Barney Willow discovers that cats have a far superior intellect to humans and, like others before him, he wished he was a cat. Having got his wish, his struggle now is to survive the malevolent ambitions of his erstwhile headteacher—who wants him dead—and to find a way back into his own body. To be a Cat will certainly appeal to readers of his earlier book, Shadow Forest, which won the Smarties Gold Award.
Haig says the idea for the story stemmed from an adult book he wrote, his début The Last Family in England. He said: “I always like to look at life from a different perspective, and The Last Family in England is told from a dog’s perspective. To be a Cat looks at life from a cat’s point of view. Cats have so much mystery and a magical quality about them.

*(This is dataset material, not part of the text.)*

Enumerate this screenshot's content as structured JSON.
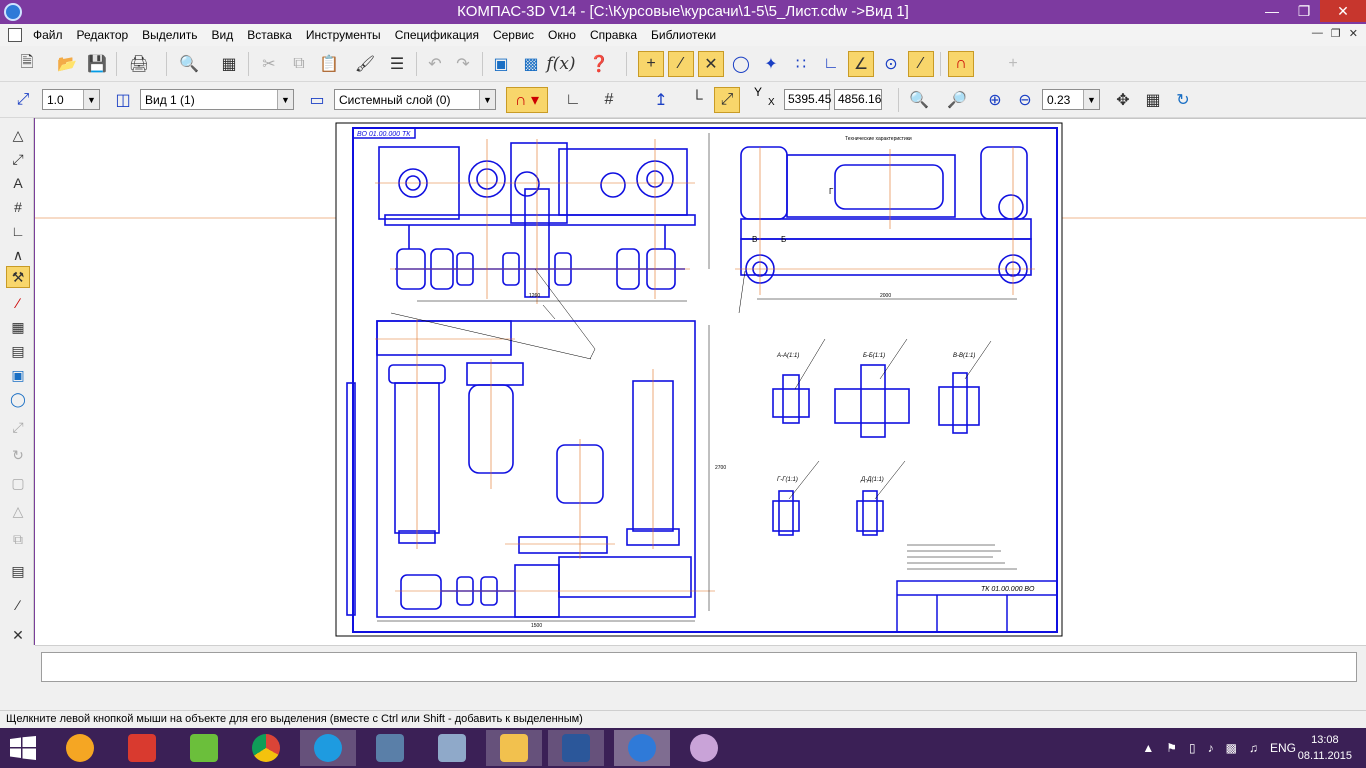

“I didn’t really know how the book was going to develop, I just had the first chapter where this boy wakes up in a Kafkaesque style, not knowing what is going on or why, and discovers he is a different creature. I was almost as confused as the central character about why he was a cat, and had to work hard to make the story work.
“In the end, Barney has to gain the strength and self-knowledge to not be a cat anymore. It’s a nice metaphor about being proud of who you are, which I’ve never managed—that’s why I’m a writer.
“The bad character, the headteacher Miss Whipmire, was the most fun to write. Writers sometimes forget that kids like that kind of ‘badness’—but Roald Dahl always had some borderline schizophrenic character going on. They are fun and give you the opportunity for some really cruel and nasty dialogue. It’s pantomime, really.
“I don’t give the story a completely happy ending; I think sometimes it’s a little cheap to do so especially in children’s stories. For every child reading a book, there is something in their life that is not quite 100%, and it’s hard to tell a child that happiness is when every piece of the jigsaw is in the right place. It’s more nourishing for a child to see that they can still find happiness even if not everything is in the right place in their life.”
To Be a Cat by Matt Haig is published by The Bodley Head.